In the South and Southwest Pacific Theaters, the most profitable service of American PT boats was in coastal work. Their speed made them difficult targets for shore batteries. With a 40 mm gun and, perhaps, 4.5-inch barrage rockets or mortars replacing their torpedoes, they could attack Japanese landing barges ( daihatsus), which, as the war progressed, were typically used to deliver reinforcements to forward positions. In one five-month period off New Guinea, PT boats claimed some 115 barges sunk with minimal losses of their own.
Two PT boat events, because of the personalities involved, overshadowed all others in the war. The first, in the Philippines in the early weeks of the conflict, involved Motor Torpedo Boat Squadron 3 under Lieutenant John D. Bulkeley. He and his men displayed great gallantry in various actions but achieved limited success against Japanese invading forces. Then, in March 1942, theater commander General Douglas MacArthur, under orders to leave the Philippines for Australia, selected Bulkeley and his four available boats to convey his party of 22 persons—including his wife, young son, housekeeper, and key staff members—more than 500 miles from Corregidor Island in Manila Bay through the Japanese blockade southward to Mindanao, from where MacArthur could complete the trip by air. At great risk, the journey was completed between 11 and 13 March. MacArthur could have traveled much more easily and safely in a submarine but seemed to have been unwilling to be confined beneath the waves at such close quarters. As it was, his escape from Corregidor—and the PT boats' role in it—proved to be the stuff of legend and were recounted in W. H. White's 1942 book They Were Expendable and John Ford's 1945 film of the same name.
The second incident involved a confused night action. In Blackett Strait off Kolombangara in the Solomon Islands on 1 August 1943, Lieutenant John F. Kennedy's PT-109 was struck and sunk by the Japanese destroyer Amagiri. Kennedy and other survivors then swam to a nearby Japanese-held island, from which they were rescued after several days. Although written up in the New Yorker magazine by John Hersey during the war, the incident became widely known only after Kennedy launched his successful run for the presidency in 1960. By 1963, Kennedy's experiences had inspired several books, the film PT 109, and (at least indirectly) the television comedy series "McHale's Navy."
Overall, the PT boat proved a serviceable but not decisive weapon. The successors of such craft were later employed in riverine operations during the Vietnam War. Richard G. Stone
Bulkley, Robert J., Jr. At Close Quarters: PT Boats in the United States Navy. Washington, DC: Naval Historical Division, 1962.; Donovan, Robert J. PT 109: John F. Kennedy in World War II. New York: McGraw-Hill, 1961.; Morison, Samuel Eliot.

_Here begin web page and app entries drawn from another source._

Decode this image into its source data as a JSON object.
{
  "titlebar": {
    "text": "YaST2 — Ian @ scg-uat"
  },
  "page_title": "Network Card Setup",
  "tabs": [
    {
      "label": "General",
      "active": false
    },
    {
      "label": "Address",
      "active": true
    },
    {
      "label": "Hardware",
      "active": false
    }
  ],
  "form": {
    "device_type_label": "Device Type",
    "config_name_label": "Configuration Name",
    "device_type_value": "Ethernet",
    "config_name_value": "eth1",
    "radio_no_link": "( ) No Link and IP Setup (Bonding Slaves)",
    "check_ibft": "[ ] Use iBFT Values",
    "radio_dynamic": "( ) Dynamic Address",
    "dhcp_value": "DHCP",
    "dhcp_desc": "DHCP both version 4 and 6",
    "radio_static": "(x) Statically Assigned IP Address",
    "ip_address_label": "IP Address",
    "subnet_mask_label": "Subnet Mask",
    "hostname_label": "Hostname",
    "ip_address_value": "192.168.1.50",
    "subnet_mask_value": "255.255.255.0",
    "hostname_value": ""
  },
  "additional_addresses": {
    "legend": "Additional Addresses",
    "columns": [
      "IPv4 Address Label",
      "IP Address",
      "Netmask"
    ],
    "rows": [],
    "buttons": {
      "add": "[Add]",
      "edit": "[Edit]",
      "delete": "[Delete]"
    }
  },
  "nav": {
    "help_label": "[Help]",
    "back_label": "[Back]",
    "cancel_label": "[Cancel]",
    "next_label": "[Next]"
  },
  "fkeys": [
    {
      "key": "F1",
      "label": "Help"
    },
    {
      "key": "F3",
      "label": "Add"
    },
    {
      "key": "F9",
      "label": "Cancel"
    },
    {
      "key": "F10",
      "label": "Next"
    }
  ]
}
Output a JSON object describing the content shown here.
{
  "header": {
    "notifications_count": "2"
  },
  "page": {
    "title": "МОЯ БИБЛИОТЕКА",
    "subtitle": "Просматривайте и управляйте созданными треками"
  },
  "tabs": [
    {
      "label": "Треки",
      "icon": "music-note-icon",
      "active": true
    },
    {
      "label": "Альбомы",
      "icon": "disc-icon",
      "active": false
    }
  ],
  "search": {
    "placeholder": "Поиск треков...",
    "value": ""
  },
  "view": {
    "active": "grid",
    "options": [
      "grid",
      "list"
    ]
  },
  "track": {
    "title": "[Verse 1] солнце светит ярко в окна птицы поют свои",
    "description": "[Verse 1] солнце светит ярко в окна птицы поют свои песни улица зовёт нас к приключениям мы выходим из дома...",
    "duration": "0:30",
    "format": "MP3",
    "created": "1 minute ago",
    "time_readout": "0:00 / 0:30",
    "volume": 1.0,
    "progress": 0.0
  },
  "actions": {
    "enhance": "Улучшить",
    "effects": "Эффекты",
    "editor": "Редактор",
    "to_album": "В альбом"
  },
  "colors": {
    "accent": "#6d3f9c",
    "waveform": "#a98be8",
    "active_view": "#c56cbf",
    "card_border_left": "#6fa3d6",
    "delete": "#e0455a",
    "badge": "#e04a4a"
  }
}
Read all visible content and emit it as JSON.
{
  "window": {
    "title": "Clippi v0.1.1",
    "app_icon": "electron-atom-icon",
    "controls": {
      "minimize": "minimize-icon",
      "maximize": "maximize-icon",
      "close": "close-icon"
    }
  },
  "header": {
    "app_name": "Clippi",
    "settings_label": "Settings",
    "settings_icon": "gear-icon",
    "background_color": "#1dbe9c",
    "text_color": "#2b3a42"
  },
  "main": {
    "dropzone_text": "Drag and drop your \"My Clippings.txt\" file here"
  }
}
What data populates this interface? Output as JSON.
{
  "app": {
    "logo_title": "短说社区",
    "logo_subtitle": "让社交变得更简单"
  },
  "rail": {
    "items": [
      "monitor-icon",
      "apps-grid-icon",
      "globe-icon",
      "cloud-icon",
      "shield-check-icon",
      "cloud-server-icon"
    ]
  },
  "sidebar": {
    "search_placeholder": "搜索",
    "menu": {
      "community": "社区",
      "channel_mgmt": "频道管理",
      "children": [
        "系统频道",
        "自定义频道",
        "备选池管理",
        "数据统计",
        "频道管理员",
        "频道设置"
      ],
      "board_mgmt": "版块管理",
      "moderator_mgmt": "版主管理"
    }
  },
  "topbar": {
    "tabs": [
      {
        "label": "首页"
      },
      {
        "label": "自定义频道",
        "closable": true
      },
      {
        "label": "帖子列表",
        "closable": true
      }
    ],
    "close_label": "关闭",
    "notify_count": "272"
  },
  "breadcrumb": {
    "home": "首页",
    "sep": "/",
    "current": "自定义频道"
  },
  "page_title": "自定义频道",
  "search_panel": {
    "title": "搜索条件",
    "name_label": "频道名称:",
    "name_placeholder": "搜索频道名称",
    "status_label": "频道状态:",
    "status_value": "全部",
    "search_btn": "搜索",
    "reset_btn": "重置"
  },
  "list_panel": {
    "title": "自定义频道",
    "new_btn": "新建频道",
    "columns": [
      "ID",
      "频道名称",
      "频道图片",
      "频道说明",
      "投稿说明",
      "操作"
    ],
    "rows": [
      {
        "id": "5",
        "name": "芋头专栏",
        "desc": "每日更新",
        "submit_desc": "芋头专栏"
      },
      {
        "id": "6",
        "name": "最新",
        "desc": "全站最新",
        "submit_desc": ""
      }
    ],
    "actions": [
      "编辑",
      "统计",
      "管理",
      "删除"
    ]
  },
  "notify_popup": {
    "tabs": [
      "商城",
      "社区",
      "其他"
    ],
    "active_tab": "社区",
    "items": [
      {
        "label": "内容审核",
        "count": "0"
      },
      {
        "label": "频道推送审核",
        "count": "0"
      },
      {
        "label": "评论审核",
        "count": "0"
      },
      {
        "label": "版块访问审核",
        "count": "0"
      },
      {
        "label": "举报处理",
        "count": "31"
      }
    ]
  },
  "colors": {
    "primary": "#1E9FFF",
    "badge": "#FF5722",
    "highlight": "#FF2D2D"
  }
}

History of U.S. Naval Operations in World War II. 15 vols. Boston: Little, Brown, 1947–1962.; Nelson, Curtis L. Hunters in the Shallows: A History of the PT Boat. Washington, DC: Brassey's, 1998.; Strahan, Jerry E. Andrew Jackson Higgins and the Boats That Won World War II. Baton Rouge: Louisiana State University Press, 1994.
Richard G. Stone